Near the end of an interview that discusses Bitcoin, the Hover-Round, the band’s wifi-password (“4dudes4u”), and group toilets, the members of Anamanguchi were asked about nerds becoming mainstream in pop culture. You can feel the tone of the interview shift from silly to impassioned. They talk about the victim complexes of the stereotypical nerd–“Jocks are just nerds about sports,” they reason–and declare that the message of their music is about “[getting] over this idea of personal sovereignty and ego” and “[channeling] the euphoria of the shared experiences we all grew up with because of the internet.” It’s the band’s entire ethos in one paragraph.
Endless Fantasy taps into that euphoria. Anamanaguchi’s shtick is that they’re a punk band that uses hacked synthesizers from the Nintendo Entertainment System and other old consoles. Their past work has been excellent, but the prospect of an 80-minute-long Anamanaguchi album sounds a little exhausting. Yet the band spends the album’s 22 tracks stretching its sound in new directions, doubling down on the sense of childhood nostalgia an NES sound chip can bring. It’s an album that incorporates both a rendition of minimalist composer Erik Satie’s “Gymnopedie no. 1” and a song full of cheesy synthesized cat noises and makes both make perfect sense. It seems ridiculous (and it sort of is, one track’s name is literally just an emoticon of a dude giving a thumbs-up) but it’s incredibly sincere, vital music. “Japan Air” is my favorite song off the album. It builds gradually, taking over a minute before the abrupt appearance of a lead vocal about falling in love during winter, and then this huge wall of synths shows up and it gives me chills.
(Two more important bits of trivia: this is the most-played song from 2013 in my iTunes library, and while filming a music video for this album, Anamanaguchi strapped a piece of pizza to a weather balloon and launched it into space. They speak to me on a deep, personal level.)
1. Superchunk – Me and You and Jackie Mittoo (from the album I Hate Music)

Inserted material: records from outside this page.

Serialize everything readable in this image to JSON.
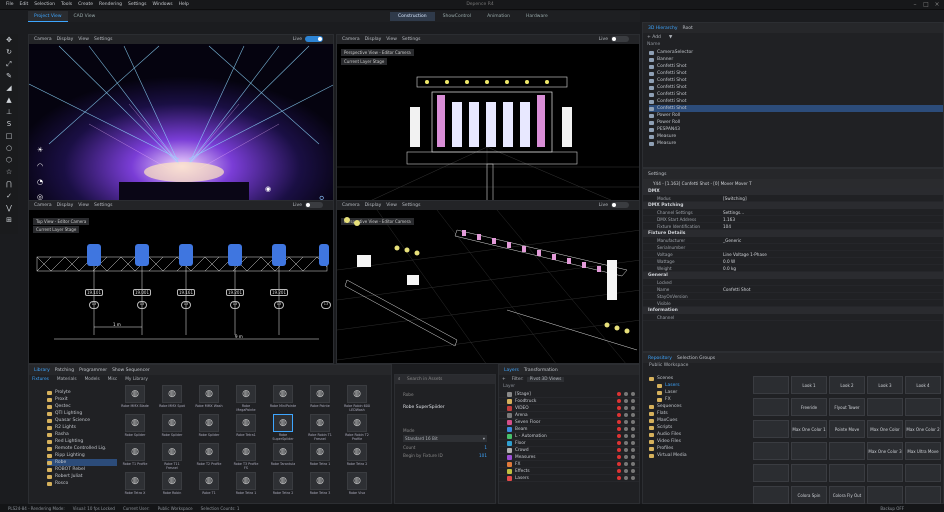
{
  "app": {
    "title": "Depence R4",
    "menu": [
      "File",
      "Edit",
      "Selection",
      "Tools",
      "Create",
      "Rendering",
      "Settings",
      "Windows",
      "Help"
    ]
  },
  "view_tabs": [
    "Project View",
    "CAD View"
  ],
  "modes": [
    "Construction",
    "ShowControl",
    "Animation",
    "Hardware"
  ],
  "viewport_menu": [
    "Camera",
    "Display",
    "View",
    "Settings"
  ],
  "viewports": {
    "top_left": {
      "live_label": "Live",
      "live": true
    },
    "top_right": {
      "live_label": "Live",
      "live": false,
      "label1": "Perspective View - Editor Camera",
      "label2": "Current Layer Stage"
    },
    "bottom_left": {
      "live_label": "Live",
      "live": false,
      "label1": "Top View - Editor Camera",
      "label2": "Current Layer Stage",
      "ids": [
        "19.101",
        "19.001",
        "19.161",
        "19.201",
        "19.201"
      ],
      "circles": [
        "13",
        "13",
        "13",
        "13",
        "13",
        "13"
      ],
      "dim_1": "1 m",
      "dim_2": "9 m"
    },
    "bottom_right": {
      "live_label": "Live",
      "live": false,
      "label1": "Perspective View - Editor Camera"
    }
  },
  "hierarchy": {
    "tabs": [
      "3D Hierarchy",
      "Root"
    ],
    "add_label": "+ Add",
    "column": "Name",
    "items": [
      "CameraSelector",
      "Banner",
      "Confetti Shot",
      "Confetti Shot",
      "Confetti Shot",
      "Confetti Shot",
      "Confetti Shot",
      "Confetti Shot",
      "Confetti Shot",
      "Power Roll",
      "Power Roll",
      "PESPAN43",
      "Measure",
      "Measure"
    ]
  },
  "settings": {
    "header": "Settings",
    "selection": "Y44 - [1.163] Confetti Shot - [0] Mover Mover T",
    "sections": [
      {
        "title": "DMX",
        "rows": [
          {
            "k": "Modus",
            "v": "[Switching]"
          }
        ]
      },
      {
        "title": "DMX Patching",
        "rows": [
          {
            "k": "Channel Settings",
            "v": "Settings..."
          },
          {
            "k": "DMX Start Address",
            "v": "1.163"
          },
          {
            "k": "Fixture Identification",
            "v": "104"
          }
        ]
      },
      {
        "title": "Fixture Details",
        "rows": [
          {
            "k": "Manufacturer",
            "v": "_Generic"
          },
          {
            "k": "Serialnumber",
            "v": ""
          },
          {
            "k": "Voltage",
            "v": "Line Voltage 1-Phase"
          },
          {
            "k": "Wattage",
            "v": "0.0 W"
          },
          {
            "k": "Weight",
            "v": "0.0 kg"
          }
        ]
      },
      {
        "title": "General",
        "rows": [
          {
            "k": "Locked",
            "v": ""
          },
          {
            "k": "Name",
            "v": "Confetti Shot"
          },
          {
            "k": "StayOnVersion",
            "v": ""
          },
          {
            "k": "Visible",
            "v": ""
          }
        ]
      },
      {
        "title": "Information",
        "rows": [
          {
            "k": "Channel",
            "v": ""
          }
        ]
      }
    ]
  },
  "library": {
    "tabs": [
      "Library",
      "Patching",
      "Programmer",
      "Show Sequencer"
    ],
    "subtabs": [
      "Fixtures",
      "Materials",
      "Models",
      "Misc",
      "My Library"
    ],
    "folders": [
      "Prolyte",
      "Proxit",
      "Qestec",
      "QTI Lighting",
      "Quasar Science",
      "R2 Lights",
      "Rasha",
      "Red Lighting",
      "Remote Controlled Lig.",
      "Ripp Lighting",
      "Robe",
      "ROBOT Rebel",
      "Robert Juliat",
      "Rosco"
    ],
    "selected_folder": "Robe",
    "search_placeholder": "Search in Assets",
    "assets": [
      [
        "Robe MMX Blade",
        "Robe MMX Spot",
        "Robe MMX Wash",
        "Robe MegaPointe",
        "Robe MiniPointe",
        "Robe Pointe",
        "Robe Robin 600 LEDWash"
      ],
      [
        "Robe Spiider",
        "Robe Spiider",
        "Robe Spiider",
        "Robe Tetra1",
        "Robe SuperSpiider",
        "Robe Robin T1 Fresnel",
        "Robe Robin T2 Profile"
      ],
      [
        "Robe T1 Profile",
        "Robe T11 Fresnel",
        "Robe T2 Profile",
        "Robe T3 Profile FS",
        "Robe Tarantula",
        "Robe Tetra 1",
        "Robe Tetra 2"
      ],
      [
        "Robe Tetra X",
        "Robe Robin",
        "Robe T1",
        "Robe Tetra 1",
        "Robe Tetra 2",
        "Robe Tetra 3",
        "Robe Viva"
      ]
    ],
    "selected_asset": "Robe SuperSpiider"
  },
  "fixture_detail": {
    "label": "Robe",
    "name": "Robe SuperSpiider",
    "mode_label": "Mode",
    "mode_value": "Standard 16 Bit",
    "count_label": "Count",
    "count_value": "1",
    "fixture_id_label": "Begin by Fixture ID",
    "fixture_id_value": "101"
  },
  "layers": {
    "tabs": [
      "Layers",
      "Transformation"
    ],
    "filter_label": "Filter:",
    "filter_value": "Pivot 3D Views",
    "column": "Layer",
    "items": [
      {
        "name": "[Stage]",
        "color": "#8a8a8a"
      },
      {
        "name": "Foodtruck",
        "color": "#d6b15c"
      },
      {
        "name": "VIDEO",
        "color": "#c33d3d"
      },
      {
        "name": "Arena",
        "color": "#7a7a7a"
      },
      {
        "name": "Seven Floor",
        "color": "#d44f8a"
      },
      {
        "name": "Beam",
        "color": "#3b8be0"
      },
      {
        "name": "L - Automation",
        "color": "#48c06a"
      },
      {
        "name": "Floor",
        "color": "#2f9fd0"
      },
      {
        "name": "Crowd",
        "color": "#b0b0b0"
      },
      {
        "name": "Measures",
        "color": "#9e4fd6"
      },
      {
        "name": "FX",
        "color": "#e07a3b"
      },
      {
        "name": "Effects",
        "color": "#c0c040"
      },
      {
        "name": "Lasers",
        "color": "#e34a4a"
      }
    ]
  },
  "workspace": {
    "tabs": [
      "Repository",
      "Selection Groups"
    ],
    "title": "Public Workspace",
    "tree": [
      "Scenes",
      "Lasers",
      "Laser",
      "FX",
      "Sequences",
      "Flats",
      "MaxCues",
      "Scripts",
      "Audio Files",
      "Video Files",
      "Profiles",
      "Virtual Media"
    ],
    "grid": [
      [
        "",
        "Look 1",
        "Look 2",
        "Look 3",
        "Look 4"
      ],
      [
        "",
        "Freeride",
        "Flyout Tower",
        "",
        ""
      ],
      [
        "",
        "Max One Color 1",
        "Pointe Move",
        "Max One Color",
        "Max One Color 2"
      ],
      [
        "",
        "",
        "",
        "Max One Color 3",
        "Max Ultra Move"
      ],
      [
        "",
        "",
        "",
        "",
        ""
      ],
      [
        "",
        "Colora Spin",
        "Colora Fly Out",
        "",
        ""
      ]
    ]
  },
  "statusbar": [
    "PLS24-84 - Rendering Mode: ",
    "Visual: 10 fps Locked",
    "Current User: ",
    "Public Workspace",
    "Selection Counts: 1"
  ],
  "backup_label": "Backup OFF"
}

There are two major moments of realization in the music video for this song. The first one comes about fifteen seconds in, after you wonder what the deal is with all the still photos of people overlaying the video clips—they’re people holding up their favorite albums. It becomes really entertaining to try to see what you can read about the people from the albums they’re holding up: the little girl holding up Ziggy Stardust, a Bowie album decades before her time, the woman who brought in a copy of The Muppet Movie soundtrack, the chubby kid with glasses grinning as he clutches Daft Punk’s Random Access Memories, who might have just found the first album that’s truly his. There are hundreds of stories I’d like to hear.
The second moment comes at the end of the video, when you realize why the photos are suddenly way smaller and grouped into clusters—they’re people holding up the same album, or the same artist. The old bald guy and the 20-year-old hipster holding the same album, the big group of people with Michael Jackson’s Thriller, the members of Superchunk with their individual picks—including an album by, yes, Jackie Mittoo. (For the record, that’s the part where I started bawling the first time I watched it.)
So this is a song about music as a passion. (A geeky one, if you will.) It’s song about how music brings people together, and even though it may not be able to bring anyone back to this earth, it still gives us something to bond over and memories to share. Except, by the end of the song, it’s become a lament about how music can’t bring you back to this earth, the you in “Me and You and Jackie Mittoo.” It’s simultaneously an intense, personal recollection of someone departed and a statement about music’s universal power to make us feel and connect.
It also manages to do all this in two minutes.
That’s it for my top list of 2013! Check back in future posts as I take on the new releases of 2014 with reckless aplomb!